and reformer

Philippus von Hohenhiem, known by the adopted name Paracelsus, helped to establish the role of chemistry in medicine. Although his unusual religious views influenced few people, his ideas on how to treat illness transformed the practice of medicine.

Born in a Swiss village, Paracelsus grew up in Carinthia, now part of southern Austria. Details about his education are unclear; he claimed that his father, a physician, had tutored him. It is unlikely that he ever received a formal medical degree. His writings reveal a knowledge of mysticism*, alchemy*, and folk medicine. As an adult Paracelsus became one of many religious thinkers and reformers who wandered Europe during a time of social, religious, and intellectual turmoil. He narrowly escaped trial for supporting the rebels in the Peasants' War, an uprising in central Germany during the 1520s. Paracelsus also wrote many works on theology*. In some of these pieces he argued that the nature of God was fourfold, containing not only the traditional Trinity of Father, Son, and Holy Spirit, but also a female creative force.

The medical ideas of Paracelsus differed sharply from those of physicians trained in the universities of Europe. Paracelsus denied the basic principles of Renaissance medicine as put forth by ancient Greek physicians such as Galen. In particular, he disputed the theory of humors, which held that the body contained four fluids and that a balance among them produced good health. His dislike of standard practices once led Paracelsus to throw an expensive medical textbook onto a bonfire. This stunt enraged the medical authorities, as did his attacks on their methods.

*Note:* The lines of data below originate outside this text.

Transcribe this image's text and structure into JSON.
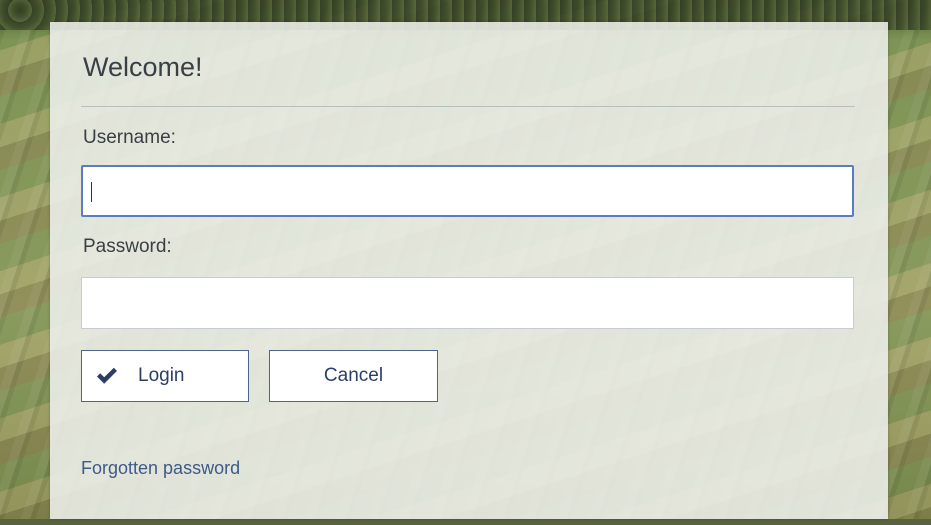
{
  "dialog": {
    "title": "Welcome!"
  },
  "form": {
    "username": {
      "label": "Username:",
      "value": ""
    },
    "password": {
      "label": "Password:",
      "value": ""
    }
  },
  "buttons": {
    "login_label": "Login",
    "login_icon": "checkmark-icon",
    "cancel_label": "Cancel"
  },
  "links": {
    "forgot_password": "Forgotten password"
  },
  "colors": {
    "accent": "#2c3e66",
    "link": "#3e5a8a",
    "focus_border": "#5b7cc0"
  }
}
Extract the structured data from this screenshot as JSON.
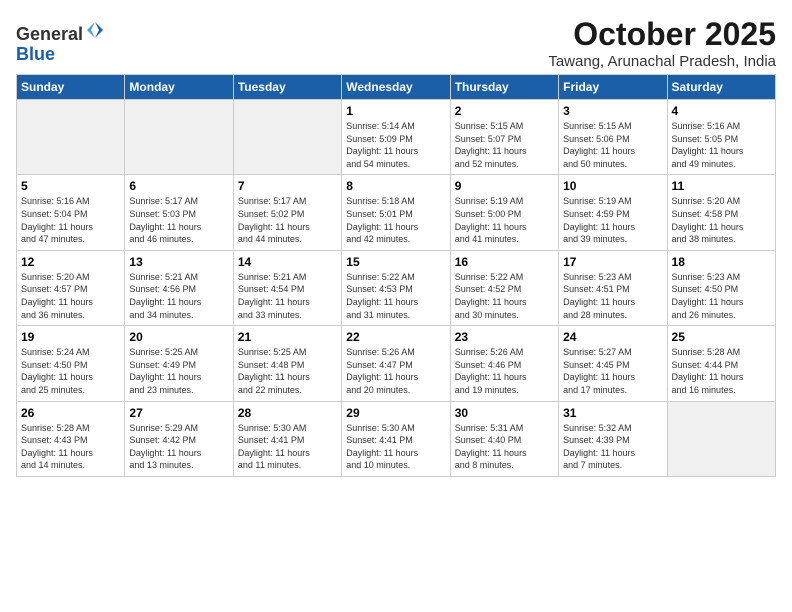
{
  "logo": {
    "general": "General",
    "blue": "Blue"
  },
  "header": {
    "month": "October 2025",
    "location": "Tawang, Arunachal Pradesh, India"
  },
  "weekdays": [
    "Sunday",
    "Monday",
    "Tuesday",
    "Wednesday",
    "Thursday",
    "Friday",
    "Saturday"
  ],
  "weeks": [
    [
      {
        "day": "",
        "info": ""
      },
      {
        "day": "",
        "info": ""
      },
      {
        "day": "",
        "info": ""
      },
      {
        "day": "1",
        "info": "Sunrise: 5:14 AM\nSunset: 5:09 PM\nDaylight: 11 hours\nand 54 minutes."
      },
      {
        "day": "2",
        "info": "Sunrise: 5:15 AM\nSunset: 5:07 PM\nDaylight: 11 hours\nand 52 minutes."
      },
      {
        "day": "3",
        "info": "Sunrise: 5:15 AM\nSunset: 5:06 PM\nDaylight: 11 hours\nand 50 minutes."
      },
      {
        "day": "4",
        "info": "Sunrise: 5:16 AM\nSunset: 5:05 PM\nDaylight: 11 hours\nand 49 minutes."
      }
    ],
    [
      {
        "day": "5",
        "info": "Sunrise: 5:16 AM\nSunset: 5:04 PM\nDaylight: 11 hours\nand 47 minutes."
      },
      {
        "day": "6",
        "info": "Sunrise: 5:17 AM\nSunset: 5:03 PM\nDaylight: 11 hours\nand 46 minutes."
      },
      {
        "day": "7",
        "info": "Sunrise: 5:17 AM\nSunset: 5:02 PM\nDaylight: 11 hours\nand 44 minutes."
      },
      {
        "day": "8",
        "info": "Sunrise: 5:18 AM\nSunset: 5:01 PM\nDaylight: 11 hours\nand 42 minutes."
      },
      {
        "day": "9",
        "info": "Sunrise: 5:19 AM\nSunset: 5:00 PM\nDaylight: 11 hours\nand 41 minutes."
      },
      {
        "day": "10",
        "info": "Sunrise: 5:19 AM\nSunset: 4:59 PM\nDaylight: 11 hours\nand 39 minutes."
      },
      {
        "day": "11",
        "info": "Sunrise: 5:20 AM\nSunset: 4:58 PM\nDaylight: 11 hours\nand 38 minutes."
      }
    ],
    [
      {
        "day": "12",
        "info": "Sunrise: 5:20 AM\nSunset: 4:57 PM\nDaylight: 11 hours\nand 36 minutes."
      },
      {
        "day": "13",
        "info": "Sunrise: 5:21 AM\nSunset: 4:56 PM\nDaylight: 11 hours\nand 34 minutes."
      },
      {
        "day": "14",
        "info": "Sunrise: 5:21 AM\nSunset: 4:54 PM\nDaylight: 11 hours\nand 33 minutes."
      },
      {
        "day": "15",
        "info": "Sunrise: 5:22 AM\nSunset: 4:53 PM\nDaylight: 11 hours\nand 31 minutes."
      },
      {
        "day": "16",
        "info": "Sunrise: 5:22 AM\nSunset: 4:52 PM\nDaylight: 11 hours\nand 30 minutes."
      },
      {
        "day": "17",
        "info": "Sunrise: 5:23 AM\nSunset: 4:51 PM\nDaylight: 11 hours\nand 28 minutes."
      },
      {
        "day": "18",
        "info": "Sunrise: 5:23 AM\nSunset: 4:50 PM\nDaylight: 11 hours\nand 26 minutes."
      }
    ],
    [
      {
        "day": "19",
        "info": "Sunrise: 5:24 AM\nSunset: 4:50 PM\nDaylight: 11 hours\nand 25 minutes."
      },
      {
        "day": "20",
        "info": "Sunrise: 5:25 AM\nSunset: 4:49 PM\nDaylight: 11 hours\nand 23 minutes."
      },
      {
        "day": "21",
        "info": "Sunrise: 5:25 AM\nSunset: 4:48 PM\nDaylight: 11 hours\nand 22 minutes."
      },
      {
        "day": "22",
        "info": "Sunrise: 5:26 AM\nSunset: 4:47 PM\nDaylight: 11 hours\nand 20 minutes."
      },
      {
        "day": "23",
        "info": "Sunrise: 5:26 AM\nSunset: 4:46 PM\nDaylight: 11 hours\nand 19 minutes."
      },
      {
        "day": "24",
        "info": "Sunrise: 5:27 AM\nSunset: 4:45 PM\nDaylight: 11 hours\nand 17 minutes."
      },
      {
        "day": "25",
        "info": "Sunrise: 5:28 AM\nSunset: 4:44 PM\nDaylight: 11 hours\nand 16 minutes."
      }
    ],
    [
      {
        "day": "26",
        "info": "Sunrise: 5:28 AM\nSunset: 4:43 PM\nDaylight: 11 hours\nand 14 minutes."
      },
      {
        "day": "27",
        "info": "Sunrise: 5:29 AM\nSunset: 4:42 PM\nDaylight: 11 hours\nand 13 minutes."
      },
      {
        "day": "28",
        "info": "Sunrise: 5:30 AM\nSunset: 4:41 PM\nDaylight: 11 hours\nand 11 minutes."
      },
      {
        "day": "29",
        "info": "Sunrise: 5:30 AM\nSunset: 4:41 PM\nDaylight: 11 hours\nand 10 minutes."
      },
      {
        "day": "30",
        "info": "Sunrise: 5:31 AM\nSunset: 4:40 PM\nDaylight: 11 hours\nand 8 minutes."
      },
      {
        "day": "31",
        "info": "Sunrise: 5:32 AM\nSunset: 4:39 PM\nDaylight: 11 hours\nand 7 minutes."
      },
      {
        "day": "",
        "info": ""
      }
    ]
  ]
}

Although he had many odd ideas about human anatomy, Paracelsus offered a new approach to the treatment of illness. It focused on the use of powerful drugs tailored to specific ailments. Paracelsus made many of these drugs by refining poisonous minerals and plants. He also used chemical processes that were unfamiliar to most physicians. Such novel practices made him many enemies, but they also earned him a reputation as a pioneer of medical chemistry.

Because Paracelsus led a wandering life and lacked formal training, most scholars of his time ignored his work. In the two generations after his death, however, medical scholars paid greater attention to his ideas. They published and wrote commentaries on his works. His ideas spread, and the concepts and drugs developed by Paracelsus became the basis of chemical medicine. By the 1600s traditional physicians began to accept his methods, and soon the idea of treatment based on chemistry became part of a new approach to medicine.

(See alsoAlchemy; Medicine. )

* mysticism

belief in the idea of a direct, personal union with the divine

* alchemy

early science that sought to explain the nature of matter and to transform base metals, such as lead, into gold

* theology

study of the nature of God and of religion